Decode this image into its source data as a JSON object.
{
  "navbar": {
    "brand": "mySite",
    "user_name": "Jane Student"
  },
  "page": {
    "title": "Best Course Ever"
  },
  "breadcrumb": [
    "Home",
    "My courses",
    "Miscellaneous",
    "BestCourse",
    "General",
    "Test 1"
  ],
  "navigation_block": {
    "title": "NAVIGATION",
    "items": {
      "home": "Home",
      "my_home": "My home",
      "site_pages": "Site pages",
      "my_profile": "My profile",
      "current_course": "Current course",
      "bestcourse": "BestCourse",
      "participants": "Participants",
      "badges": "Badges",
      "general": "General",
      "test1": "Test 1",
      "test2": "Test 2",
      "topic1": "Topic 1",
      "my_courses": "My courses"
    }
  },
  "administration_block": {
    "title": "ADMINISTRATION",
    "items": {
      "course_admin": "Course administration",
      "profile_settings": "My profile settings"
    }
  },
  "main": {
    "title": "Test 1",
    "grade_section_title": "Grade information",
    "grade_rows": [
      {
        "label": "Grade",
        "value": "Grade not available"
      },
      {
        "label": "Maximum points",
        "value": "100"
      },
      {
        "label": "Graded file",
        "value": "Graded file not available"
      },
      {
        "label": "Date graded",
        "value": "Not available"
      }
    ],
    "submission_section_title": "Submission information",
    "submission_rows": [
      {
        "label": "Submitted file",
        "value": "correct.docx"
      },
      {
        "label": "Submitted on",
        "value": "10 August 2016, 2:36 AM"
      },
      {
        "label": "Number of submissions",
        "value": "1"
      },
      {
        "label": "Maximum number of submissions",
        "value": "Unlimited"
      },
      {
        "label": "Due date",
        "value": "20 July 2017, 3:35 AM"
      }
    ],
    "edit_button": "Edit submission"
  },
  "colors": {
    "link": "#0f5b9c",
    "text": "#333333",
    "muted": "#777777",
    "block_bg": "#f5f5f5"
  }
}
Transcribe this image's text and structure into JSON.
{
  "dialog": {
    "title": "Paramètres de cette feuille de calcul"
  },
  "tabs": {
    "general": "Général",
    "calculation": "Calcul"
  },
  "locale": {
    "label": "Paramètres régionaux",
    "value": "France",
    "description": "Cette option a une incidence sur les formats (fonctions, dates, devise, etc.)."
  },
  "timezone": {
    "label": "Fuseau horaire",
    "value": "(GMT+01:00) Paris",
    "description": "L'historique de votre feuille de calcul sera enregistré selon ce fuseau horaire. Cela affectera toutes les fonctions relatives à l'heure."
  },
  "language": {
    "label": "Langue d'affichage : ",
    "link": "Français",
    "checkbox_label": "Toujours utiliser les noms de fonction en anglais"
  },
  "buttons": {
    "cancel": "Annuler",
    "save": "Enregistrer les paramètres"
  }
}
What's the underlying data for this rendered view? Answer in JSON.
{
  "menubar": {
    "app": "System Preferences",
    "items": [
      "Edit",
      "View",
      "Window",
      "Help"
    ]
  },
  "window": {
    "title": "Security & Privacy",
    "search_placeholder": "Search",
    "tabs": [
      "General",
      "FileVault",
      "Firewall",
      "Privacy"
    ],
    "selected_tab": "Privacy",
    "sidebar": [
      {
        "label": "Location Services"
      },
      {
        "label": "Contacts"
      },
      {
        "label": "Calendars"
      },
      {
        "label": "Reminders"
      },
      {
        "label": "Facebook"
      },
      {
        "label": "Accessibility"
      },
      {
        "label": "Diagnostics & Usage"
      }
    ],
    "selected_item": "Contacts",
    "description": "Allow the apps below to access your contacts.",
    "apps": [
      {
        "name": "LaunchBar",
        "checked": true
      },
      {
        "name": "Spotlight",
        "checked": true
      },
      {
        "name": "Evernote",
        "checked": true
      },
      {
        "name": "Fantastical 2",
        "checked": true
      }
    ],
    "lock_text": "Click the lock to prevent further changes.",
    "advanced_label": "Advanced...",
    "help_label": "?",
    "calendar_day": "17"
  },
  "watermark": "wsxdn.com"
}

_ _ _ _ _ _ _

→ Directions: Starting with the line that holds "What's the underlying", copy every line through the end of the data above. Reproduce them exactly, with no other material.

→ Result for this exercise:
What's the underlying data for this rendered view? Answer in JSON.
{
  "menubar": {
    "app": "System Preferences",
    "items": [
      "Edit",
      "View",
      "Window",
      "Help"
    ]
  },
  "window": {
    "title": "Security & Privacy",
    "search_placeholder": "Search",
    "tabs": [
      "General",
      "FileVault",
      "Firewall",
      "Privacy"
    ],
    "selected_tab": "Privacy",
    "sidebar": [
      {
        "label": "Location Services"
      },
      {
        "label": "Contacts"
      },
      {
        "label": "Calendars"
      },
      {
        "label": "Reminders"
      },
      {
        "label": "Facebook"
      },
      {
        "label": "Accessibility"
      },
      {
        "label": "Diagnostics & Usage"
      }
    ],
    "selected_item": "Contacts",
    "description": "Allow the apps below to access your contacts.",
    "apps": [
      {
        "name": "LaunchBar",
        "checked": true
      },
      {
        "name": "Spotlight",
        "checked": true
      },
      {
        "name": "Evernote",
        "checked": true
      },
      {
        "name": "Fantastical 2",
        "checked": true
      }
    ],
    "lock_text": "Click the lock to prevent further changes.",
    "advanced_label": "Advanced...",
    "help_label": "?",
    "calendar_day": "17"
  },
  "watermark": "wsxdn.com"
}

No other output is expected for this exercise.